After months of lockdown forced by the pandemic, there will be relief that campuses are reopening, but challenges too as everyone tries to adapt to the new way of doing things.
The 2019/20 year ended with an unexpected turn in the road in March and a steep and bumpy learning curve ahead for all.
In June, when it was all over, the Union of Students in Ireland (USI) surveyed members about their experiences of the overnight switch to distance classes, and subsequently, end-of-year assessments.
Unsurprisingly, a sense of this being "not what we signed up for" came through in many answers, but also a resilience. Despite being thrown in at the deep end, many talked about experiencing a "get to safety" feeling.
Academic staff were just as unprepared, and only a little over half (52pc) of students believed the online learning content was of good quality.
Disconnection was a common theme, with four in five (80pc) students reporting issues with motivation. Almost one in three had internet connectivity problems and about the same number felt their college didn't provide them with effective and timely communication.

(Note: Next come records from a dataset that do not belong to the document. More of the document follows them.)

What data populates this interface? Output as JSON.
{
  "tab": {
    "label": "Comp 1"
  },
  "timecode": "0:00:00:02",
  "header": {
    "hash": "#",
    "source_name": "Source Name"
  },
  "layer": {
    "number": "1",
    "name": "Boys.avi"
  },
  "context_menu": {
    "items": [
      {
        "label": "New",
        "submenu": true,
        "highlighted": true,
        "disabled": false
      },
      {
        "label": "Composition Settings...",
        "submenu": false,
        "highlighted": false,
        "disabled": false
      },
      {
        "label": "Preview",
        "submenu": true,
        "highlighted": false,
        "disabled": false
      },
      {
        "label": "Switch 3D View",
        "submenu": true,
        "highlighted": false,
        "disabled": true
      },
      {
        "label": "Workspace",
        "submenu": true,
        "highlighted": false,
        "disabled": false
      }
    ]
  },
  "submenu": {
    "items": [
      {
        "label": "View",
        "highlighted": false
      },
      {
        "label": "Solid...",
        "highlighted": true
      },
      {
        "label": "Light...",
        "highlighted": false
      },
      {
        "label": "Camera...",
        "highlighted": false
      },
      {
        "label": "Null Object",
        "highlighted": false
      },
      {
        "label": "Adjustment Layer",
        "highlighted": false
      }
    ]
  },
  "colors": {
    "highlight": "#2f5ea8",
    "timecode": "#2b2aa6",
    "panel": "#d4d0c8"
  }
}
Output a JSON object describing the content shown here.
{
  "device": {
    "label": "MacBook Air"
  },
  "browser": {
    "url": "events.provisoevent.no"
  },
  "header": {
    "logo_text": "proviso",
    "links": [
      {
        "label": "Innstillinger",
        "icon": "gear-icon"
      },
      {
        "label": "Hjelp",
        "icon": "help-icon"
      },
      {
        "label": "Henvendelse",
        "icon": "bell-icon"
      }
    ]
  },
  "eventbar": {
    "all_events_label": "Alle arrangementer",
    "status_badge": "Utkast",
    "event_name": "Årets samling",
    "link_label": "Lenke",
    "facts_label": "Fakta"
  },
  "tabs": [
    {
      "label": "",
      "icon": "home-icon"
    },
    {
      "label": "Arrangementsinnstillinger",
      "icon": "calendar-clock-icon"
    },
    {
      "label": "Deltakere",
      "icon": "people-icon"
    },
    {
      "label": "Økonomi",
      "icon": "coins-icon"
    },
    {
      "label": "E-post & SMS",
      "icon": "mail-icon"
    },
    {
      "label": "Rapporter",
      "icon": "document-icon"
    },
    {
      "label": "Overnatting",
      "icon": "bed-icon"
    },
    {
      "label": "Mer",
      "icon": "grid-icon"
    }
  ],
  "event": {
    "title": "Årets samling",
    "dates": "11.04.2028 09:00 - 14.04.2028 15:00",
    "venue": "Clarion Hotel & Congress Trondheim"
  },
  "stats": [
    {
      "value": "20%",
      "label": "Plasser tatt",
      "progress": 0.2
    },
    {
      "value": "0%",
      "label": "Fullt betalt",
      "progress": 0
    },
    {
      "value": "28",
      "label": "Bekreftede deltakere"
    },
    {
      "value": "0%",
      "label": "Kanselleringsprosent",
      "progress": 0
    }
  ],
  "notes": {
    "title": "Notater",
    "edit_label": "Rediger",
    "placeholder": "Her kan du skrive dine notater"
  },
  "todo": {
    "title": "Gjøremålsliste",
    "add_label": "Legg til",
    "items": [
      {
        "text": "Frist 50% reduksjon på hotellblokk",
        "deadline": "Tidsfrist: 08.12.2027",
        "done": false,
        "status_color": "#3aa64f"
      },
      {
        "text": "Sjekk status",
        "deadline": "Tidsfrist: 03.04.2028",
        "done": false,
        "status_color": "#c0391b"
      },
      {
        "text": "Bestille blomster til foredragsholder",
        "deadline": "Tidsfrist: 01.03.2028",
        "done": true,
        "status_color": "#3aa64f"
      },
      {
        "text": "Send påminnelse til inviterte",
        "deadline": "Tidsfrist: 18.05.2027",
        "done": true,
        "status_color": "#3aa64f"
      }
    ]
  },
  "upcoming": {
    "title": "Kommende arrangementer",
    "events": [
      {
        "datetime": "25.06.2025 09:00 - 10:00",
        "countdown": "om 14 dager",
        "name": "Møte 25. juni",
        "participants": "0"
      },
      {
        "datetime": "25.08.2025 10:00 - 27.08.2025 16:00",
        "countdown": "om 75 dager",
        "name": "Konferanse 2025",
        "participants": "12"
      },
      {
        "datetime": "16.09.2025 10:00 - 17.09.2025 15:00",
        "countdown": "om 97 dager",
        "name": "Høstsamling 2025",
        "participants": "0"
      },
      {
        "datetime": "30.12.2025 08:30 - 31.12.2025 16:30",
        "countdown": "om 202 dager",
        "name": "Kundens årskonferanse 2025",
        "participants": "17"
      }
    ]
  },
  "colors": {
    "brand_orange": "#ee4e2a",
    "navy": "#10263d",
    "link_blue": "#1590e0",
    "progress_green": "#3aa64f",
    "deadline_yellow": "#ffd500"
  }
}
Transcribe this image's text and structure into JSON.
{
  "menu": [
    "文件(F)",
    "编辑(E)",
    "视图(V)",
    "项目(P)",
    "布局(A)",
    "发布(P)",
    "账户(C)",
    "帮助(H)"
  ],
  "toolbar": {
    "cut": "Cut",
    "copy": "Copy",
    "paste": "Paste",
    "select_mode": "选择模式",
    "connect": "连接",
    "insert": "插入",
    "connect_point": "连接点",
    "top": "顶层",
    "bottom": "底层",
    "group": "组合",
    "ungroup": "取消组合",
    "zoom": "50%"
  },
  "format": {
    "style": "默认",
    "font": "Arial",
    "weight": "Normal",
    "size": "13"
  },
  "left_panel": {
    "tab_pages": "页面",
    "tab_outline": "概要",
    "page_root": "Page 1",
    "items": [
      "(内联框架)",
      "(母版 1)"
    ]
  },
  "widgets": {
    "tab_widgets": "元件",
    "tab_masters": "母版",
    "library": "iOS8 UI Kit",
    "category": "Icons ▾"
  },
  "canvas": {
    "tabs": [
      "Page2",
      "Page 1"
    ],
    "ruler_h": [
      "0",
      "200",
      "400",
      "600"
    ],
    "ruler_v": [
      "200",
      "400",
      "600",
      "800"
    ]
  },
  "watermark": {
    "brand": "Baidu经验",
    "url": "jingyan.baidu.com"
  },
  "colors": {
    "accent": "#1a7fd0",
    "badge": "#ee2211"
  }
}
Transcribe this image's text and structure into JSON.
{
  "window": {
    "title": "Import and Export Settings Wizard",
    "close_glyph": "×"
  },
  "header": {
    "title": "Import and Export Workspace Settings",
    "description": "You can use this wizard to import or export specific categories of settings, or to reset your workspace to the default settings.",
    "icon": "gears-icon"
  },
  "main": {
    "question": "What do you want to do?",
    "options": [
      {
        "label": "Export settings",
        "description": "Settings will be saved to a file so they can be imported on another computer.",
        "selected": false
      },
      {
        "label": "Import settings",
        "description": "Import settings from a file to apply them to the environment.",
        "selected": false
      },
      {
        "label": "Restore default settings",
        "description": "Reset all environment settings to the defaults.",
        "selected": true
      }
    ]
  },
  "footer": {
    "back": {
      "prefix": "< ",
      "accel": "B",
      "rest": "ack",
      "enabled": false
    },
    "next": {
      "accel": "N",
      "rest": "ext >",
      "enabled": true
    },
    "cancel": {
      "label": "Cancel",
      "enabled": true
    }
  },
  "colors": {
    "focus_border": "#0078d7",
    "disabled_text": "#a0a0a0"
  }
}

But USI vice-president for academic affairs Kevin McStravock also told a recent webinar of things that worked well for students, including being able to do exams from home rather than going into an exam hall.
The webinar was organised by the Irish Universities Association (IUA) and its Enhancing Digital Teaching and Learning Project (EDTL), a three-year initiative funded by the Higher Education Authority. The EDTL was up and running anyway but its work has come centre stage, now refocused to support a more blended approach to teaching and learning in universities this autumn.
Project manager Dr Sharon Flynn, formerly assistant director at the Centre for Excellence in Learning and Teaching at NUI Galway, told the webinar that "one year into the project everything changed". She joked that some people had even accused her of planting the virus in order to attain the project's goals.
She said what happened in March forced an emergency response, nobody had time to plan and a lot of the attention was given to tools and technology, rather than pedagogy, the art and science of teaching. Lots of lessons have been learned since, including from the feedback in the USI survey. Kevin McStravock is also member of the EDTL Steering Group.
Hundreds tuned in to that IUA/EDTL webinar and over the summer, the project is laying foundations for more effective remote teaching when colleges open, to guide lecturers, course by course, module by module, on the nitty-gritty of what works well for students, and what doesn't.
"It will be pedagogy first," said Dr Flynn.